Assigned task:
Tally the lines below containing the word "When" and give that total alone.

Dataset entries:

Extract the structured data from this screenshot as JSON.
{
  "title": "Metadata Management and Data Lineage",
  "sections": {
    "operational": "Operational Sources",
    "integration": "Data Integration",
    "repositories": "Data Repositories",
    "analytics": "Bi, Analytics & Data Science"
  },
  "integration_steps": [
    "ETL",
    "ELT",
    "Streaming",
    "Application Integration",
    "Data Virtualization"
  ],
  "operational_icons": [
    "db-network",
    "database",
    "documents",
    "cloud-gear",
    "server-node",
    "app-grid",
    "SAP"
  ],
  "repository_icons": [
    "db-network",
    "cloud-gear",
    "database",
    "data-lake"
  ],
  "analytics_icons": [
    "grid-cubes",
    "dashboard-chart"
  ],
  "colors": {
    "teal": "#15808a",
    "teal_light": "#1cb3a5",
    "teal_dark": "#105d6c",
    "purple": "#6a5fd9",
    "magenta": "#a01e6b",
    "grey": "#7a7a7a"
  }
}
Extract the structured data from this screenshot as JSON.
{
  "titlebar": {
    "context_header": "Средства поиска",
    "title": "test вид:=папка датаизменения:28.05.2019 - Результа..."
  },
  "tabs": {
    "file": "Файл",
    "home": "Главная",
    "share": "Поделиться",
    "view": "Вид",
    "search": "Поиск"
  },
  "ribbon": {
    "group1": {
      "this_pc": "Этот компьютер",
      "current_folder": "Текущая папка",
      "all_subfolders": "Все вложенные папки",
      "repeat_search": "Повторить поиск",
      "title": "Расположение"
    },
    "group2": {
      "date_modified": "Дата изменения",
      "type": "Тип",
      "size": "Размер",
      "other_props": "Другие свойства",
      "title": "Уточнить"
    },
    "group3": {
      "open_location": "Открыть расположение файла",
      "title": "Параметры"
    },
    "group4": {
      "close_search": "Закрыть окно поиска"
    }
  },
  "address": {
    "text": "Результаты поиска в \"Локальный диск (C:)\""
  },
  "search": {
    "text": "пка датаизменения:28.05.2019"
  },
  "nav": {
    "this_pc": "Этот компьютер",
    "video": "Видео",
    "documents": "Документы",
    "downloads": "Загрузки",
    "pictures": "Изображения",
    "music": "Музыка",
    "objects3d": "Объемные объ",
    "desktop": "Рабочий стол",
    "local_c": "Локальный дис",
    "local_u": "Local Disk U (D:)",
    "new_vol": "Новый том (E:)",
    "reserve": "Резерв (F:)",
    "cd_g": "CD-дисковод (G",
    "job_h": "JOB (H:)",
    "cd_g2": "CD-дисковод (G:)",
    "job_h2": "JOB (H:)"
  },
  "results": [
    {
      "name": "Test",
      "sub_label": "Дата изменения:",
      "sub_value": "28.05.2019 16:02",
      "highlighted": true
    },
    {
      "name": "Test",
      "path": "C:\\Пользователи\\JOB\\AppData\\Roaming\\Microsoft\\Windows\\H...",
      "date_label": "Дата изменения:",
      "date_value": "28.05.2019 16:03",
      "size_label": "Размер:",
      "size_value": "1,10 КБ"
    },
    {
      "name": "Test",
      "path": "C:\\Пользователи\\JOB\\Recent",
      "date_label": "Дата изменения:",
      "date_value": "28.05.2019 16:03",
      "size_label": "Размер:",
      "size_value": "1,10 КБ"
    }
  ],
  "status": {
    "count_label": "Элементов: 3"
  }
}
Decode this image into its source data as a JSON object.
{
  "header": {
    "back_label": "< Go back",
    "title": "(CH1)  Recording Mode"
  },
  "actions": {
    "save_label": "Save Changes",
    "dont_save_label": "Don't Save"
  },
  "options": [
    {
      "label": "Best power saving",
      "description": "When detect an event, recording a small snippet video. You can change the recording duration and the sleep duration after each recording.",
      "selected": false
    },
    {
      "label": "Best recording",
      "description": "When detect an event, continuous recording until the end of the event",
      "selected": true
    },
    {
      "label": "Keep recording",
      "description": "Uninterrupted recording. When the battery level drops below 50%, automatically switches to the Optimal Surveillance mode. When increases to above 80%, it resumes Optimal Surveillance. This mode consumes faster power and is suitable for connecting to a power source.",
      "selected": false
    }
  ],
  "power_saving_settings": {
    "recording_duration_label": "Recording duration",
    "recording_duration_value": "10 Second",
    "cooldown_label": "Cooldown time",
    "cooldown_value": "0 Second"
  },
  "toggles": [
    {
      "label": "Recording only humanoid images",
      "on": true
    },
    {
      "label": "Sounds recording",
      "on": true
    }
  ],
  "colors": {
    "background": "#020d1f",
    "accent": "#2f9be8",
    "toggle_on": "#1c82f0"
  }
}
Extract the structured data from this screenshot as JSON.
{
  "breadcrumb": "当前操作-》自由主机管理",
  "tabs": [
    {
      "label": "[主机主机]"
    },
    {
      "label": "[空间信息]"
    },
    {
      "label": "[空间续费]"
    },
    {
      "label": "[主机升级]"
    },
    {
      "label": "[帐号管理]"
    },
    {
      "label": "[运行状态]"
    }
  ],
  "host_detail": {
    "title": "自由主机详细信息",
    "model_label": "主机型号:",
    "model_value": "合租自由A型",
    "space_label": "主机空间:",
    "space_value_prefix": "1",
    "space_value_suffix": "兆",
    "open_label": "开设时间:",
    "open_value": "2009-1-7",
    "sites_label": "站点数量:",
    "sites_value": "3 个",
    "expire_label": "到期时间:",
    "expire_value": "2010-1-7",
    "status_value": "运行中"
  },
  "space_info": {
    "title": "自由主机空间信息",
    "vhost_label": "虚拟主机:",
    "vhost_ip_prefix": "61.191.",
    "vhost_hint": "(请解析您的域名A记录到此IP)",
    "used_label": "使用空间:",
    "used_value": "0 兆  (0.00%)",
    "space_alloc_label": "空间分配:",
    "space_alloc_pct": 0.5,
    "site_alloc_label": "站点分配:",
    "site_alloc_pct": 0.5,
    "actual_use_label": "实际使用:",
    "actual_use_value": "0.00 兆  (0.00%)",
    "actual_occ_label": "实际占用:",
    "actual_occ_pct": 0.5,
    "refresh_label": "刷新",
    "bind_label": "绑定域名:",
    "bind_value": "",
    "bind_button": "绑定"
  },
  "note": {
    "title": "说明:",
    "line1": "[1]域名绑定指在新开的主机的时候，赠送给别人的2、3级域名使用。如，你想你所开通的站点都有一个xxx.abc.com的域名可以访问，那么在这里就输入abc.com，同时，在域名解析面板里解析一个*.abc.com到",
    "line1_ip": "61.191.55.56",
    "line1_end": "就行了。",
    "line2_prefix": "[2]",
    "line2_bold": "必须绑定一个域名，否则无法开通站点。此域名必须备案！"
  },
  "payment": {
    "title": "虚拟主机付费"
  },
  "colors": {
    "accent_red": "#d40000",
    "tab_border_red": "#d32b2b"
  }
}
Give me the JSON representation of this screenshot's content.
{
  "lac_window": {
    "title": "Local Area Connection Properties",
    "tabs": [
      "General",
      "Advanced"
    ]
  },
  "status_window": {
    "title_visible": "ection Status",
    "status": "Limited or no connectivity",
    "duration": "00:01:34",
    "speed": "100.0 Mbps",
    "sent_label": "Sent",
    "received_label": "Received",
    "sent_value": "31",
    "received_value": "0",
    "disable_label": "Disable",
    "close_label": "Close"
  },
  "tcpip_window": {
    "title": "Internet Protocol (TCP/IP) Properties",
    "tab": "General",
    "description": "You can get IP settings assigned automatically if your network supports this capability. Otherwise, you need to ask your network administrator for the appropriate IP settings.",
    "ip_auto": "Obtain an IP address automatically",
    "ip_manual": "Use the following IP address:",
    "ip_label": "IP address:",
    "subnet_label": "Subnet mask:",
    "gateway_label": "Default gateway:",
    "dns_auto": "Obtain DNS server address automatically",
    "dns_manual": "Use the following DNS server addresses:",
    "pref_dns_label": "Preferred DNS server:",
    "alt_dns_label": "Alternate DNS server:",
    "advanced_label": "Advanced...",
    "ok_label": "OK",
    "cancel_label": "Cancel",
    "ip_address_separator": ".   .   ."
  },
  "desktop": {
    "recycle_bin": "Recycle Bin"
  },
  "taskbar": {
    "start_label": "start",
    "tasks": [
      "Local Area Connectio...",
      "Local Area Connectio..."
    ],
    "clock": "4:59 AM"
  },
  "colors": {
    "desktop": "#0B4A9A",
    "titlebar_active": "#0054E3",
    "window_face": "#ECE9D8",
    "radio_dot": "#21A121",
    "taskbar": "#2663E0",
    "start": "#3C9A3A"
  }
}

Response for this exercise:
3